Klotz also pointed out that April is a great time to catch crappie by sight-fishing or casting into the shallows because the fish are very close to the shore. He recommends that anglers definitely fish the edges of cattails and over beaver caches, which are mounds of underwater brush. Use polarized glasses to either find the fish or the structure where you need to cast.
Anglers should also note that the Maryland DNR has placed Christmas tree fish structure habitat throughout the lake. These are great additional places to dunk a minnow or jig for the fish. Klotz shared that many anglers are successful with the jig/minnow combinations, but the Trout Magnet lures tipped with a mealworm also are reliable. Even flyfishermen who use streamers can go home with a limit of fish.

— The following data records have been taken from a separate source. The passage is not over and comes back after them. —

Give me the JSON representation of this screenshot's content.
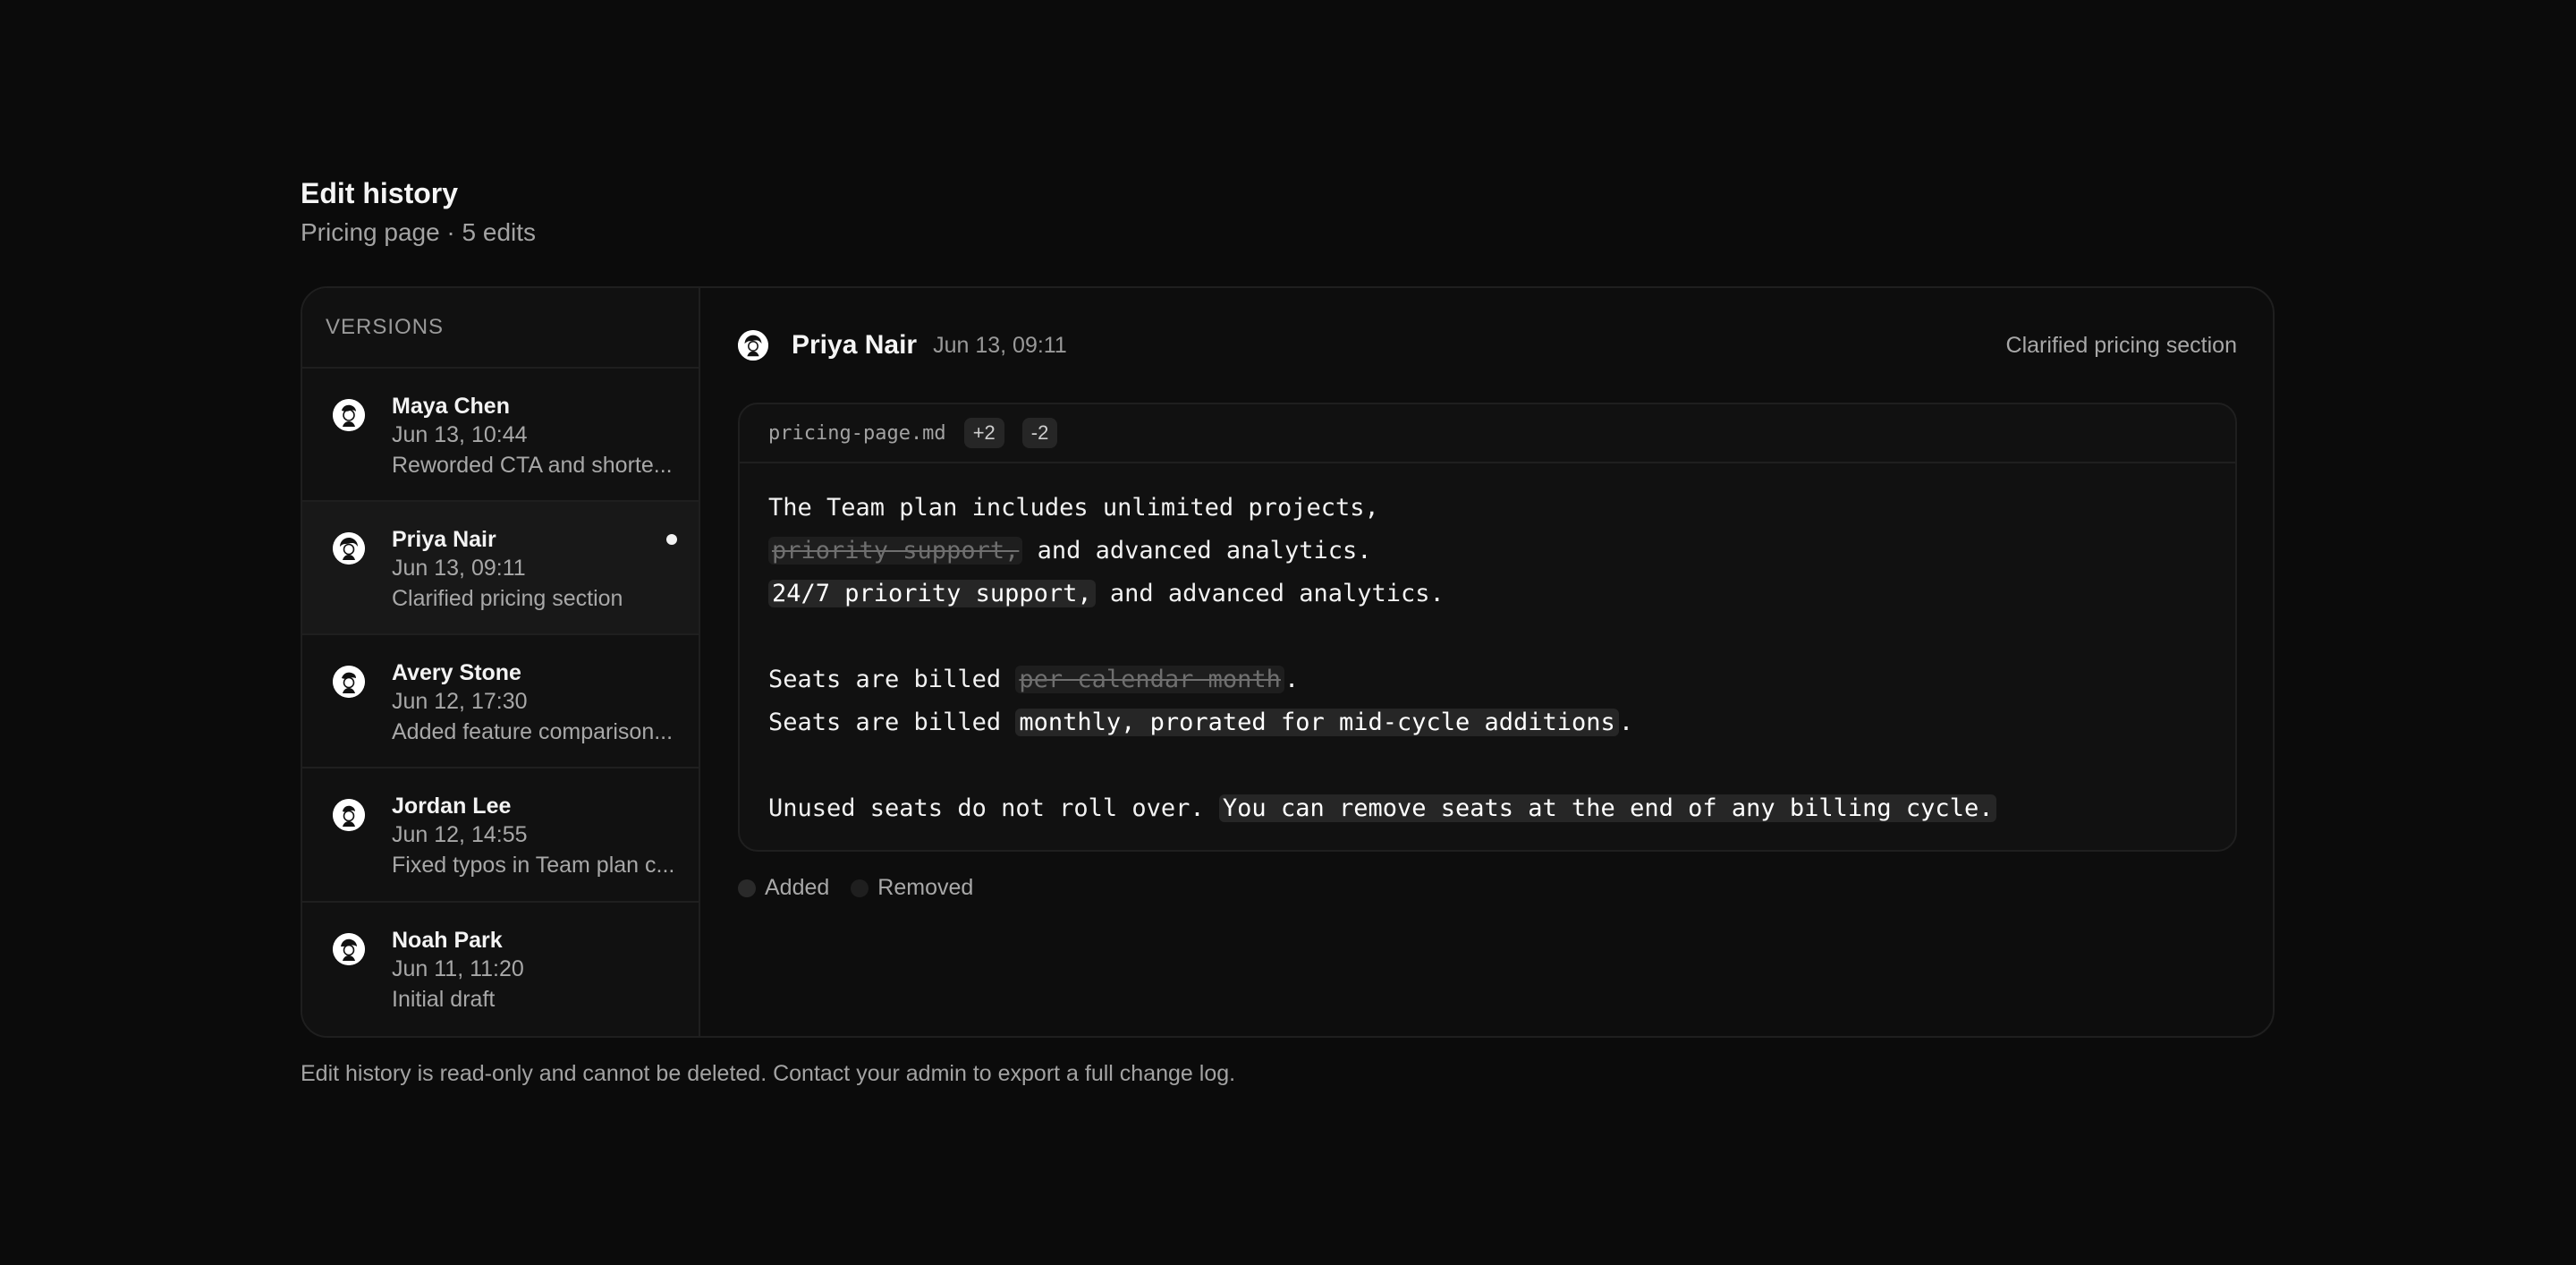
{
  "header": {
    "title": "Edit history",
    "subtitle": "Pricing page · 5 edits"
  },
  "sidebar": {
    "label": "VERSIONS",
    "versions": [
      {
        "name": "Maya Chen",
        "time": "Jun 13, 10:44",
        "desc": "Reworded CTA and shorte..."
      },
      {
        "name": "Priya Nair",
        "time": "Jun 13, 09:11",
        "desc": "Clarified pricing section"
      },
      {
        "name": "Avery Stone",
        "time": "Jun 12, 17:30",
        "desc": "Added feature comparison..."
      },
      {
        "name": "Jordan Lee",
        "time": "Jun 12, 14:55",
        "desc": "Fixed typos in Team plan c..."
      },
      {
        "name": "Noah Park",
        "time": "Jun 11, 11:20",
        "desc": "Initial draft"
      }
    ]
  },
  "detail": {
    "author": "Priya Nair",
    "time": "Jun 13, 09:11",
    "summary": "Clarified pricing section",
    "file": "pricing-page.md",
    "additions": "+2",
    "deletions": "-2",
    "lines": {
      "l1": "The Team plan includes unlimited projects,",
      "l2_removed": "priority support,",
      "l2_rest": " and advanced analytics.",
      "l3_added": "24/7 priority support,",
      "l3_rest": " and advanced analytics.",
      "l5_pre": "Seats are billed ",
      "l5_removed": "per calendar month",
      "l5_post": ".",
      "l6_pre": "Seats are billed ",
      "l6_added": "monthly, prorated for mid-cycle additions",
      "l6_post": ".",
      "l8_pre": "Unused seats do not roll over. ",
      "l8_added": "You can remove seats at the end of any billing cycle."
    }
  },
  "legend": {
    "added": "Added",
    "removed": "Removed"
  },
  "footer": "Edit history is read-only and cannot be deleted. Contact your admin to export a full change log."
}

There is plenty of shoreline access for anglers without a boat. However, a canoe or johnboat is perfect for this impoundment.
There is a fee to get into Broadford Lake Park, which is owned by the town of Oakland in Garrett County (301-334-2691), but season passes can be purchased. The park hosts a boat launch, rest rooms and picnic areas. Rental boats are available.
Delaware does not have any lakes per se, but they do have millponds. Fisheries biologist Catherine Martin was willing to enlighten us to where the biologists see the best crappie numbers while sampling.
Martin pointed out that a very recent sampling effort at Concord Pond near Seaford turned up an excellent crappie fishery. The pond is fairly small at 77 acres, but has some brush treetops and spatterdock stems that the fish like to mingle in before spawning. The pond is also quite shallow, with the deepest portion of the water being 7 to 8 feet deep.
Crappie anglers reported to the biologists that the best bait to use at Concord Pond are small shiners, which can rapidly lead to a 15- to 20-fish stringer. The limit for crappie at Concord is 25. When Martin and her fellow biologists sampled the pond, they found the average size crappie was 10 inches, with some larger fish present.
The Tyndall Branch dumps into the eastern side of the pond and offers anglers a place to row, paddle or fish along its nearly mile of peaceful and quiet waterway.
Martin also reminded anglers 16 and older that they should be in possession of a FIN number available at www.delaware-fin.com/default.asp in addition to their license when fishing the pond. This is a relatively new regulation.
Don't overlook the other ponds in the state, either. Many are within easy driving distance of one another; so if one pond is not to your liking, then head for another. The following Web site has info on other ponds: http://www.fw.delaware.gov/Fisheries/Pages/DelawarePondBooklet.aspx.
Fishing the ponds requires no expensive equipment and a basic spin-cast or spinning setup in light action will do the trick. Four- to 6-pound-test is perfect for crappie fishing, and along with a bucket of minnows, a few jigs or wire hooks and a pair of polarized glasses will put you in fish country in no time.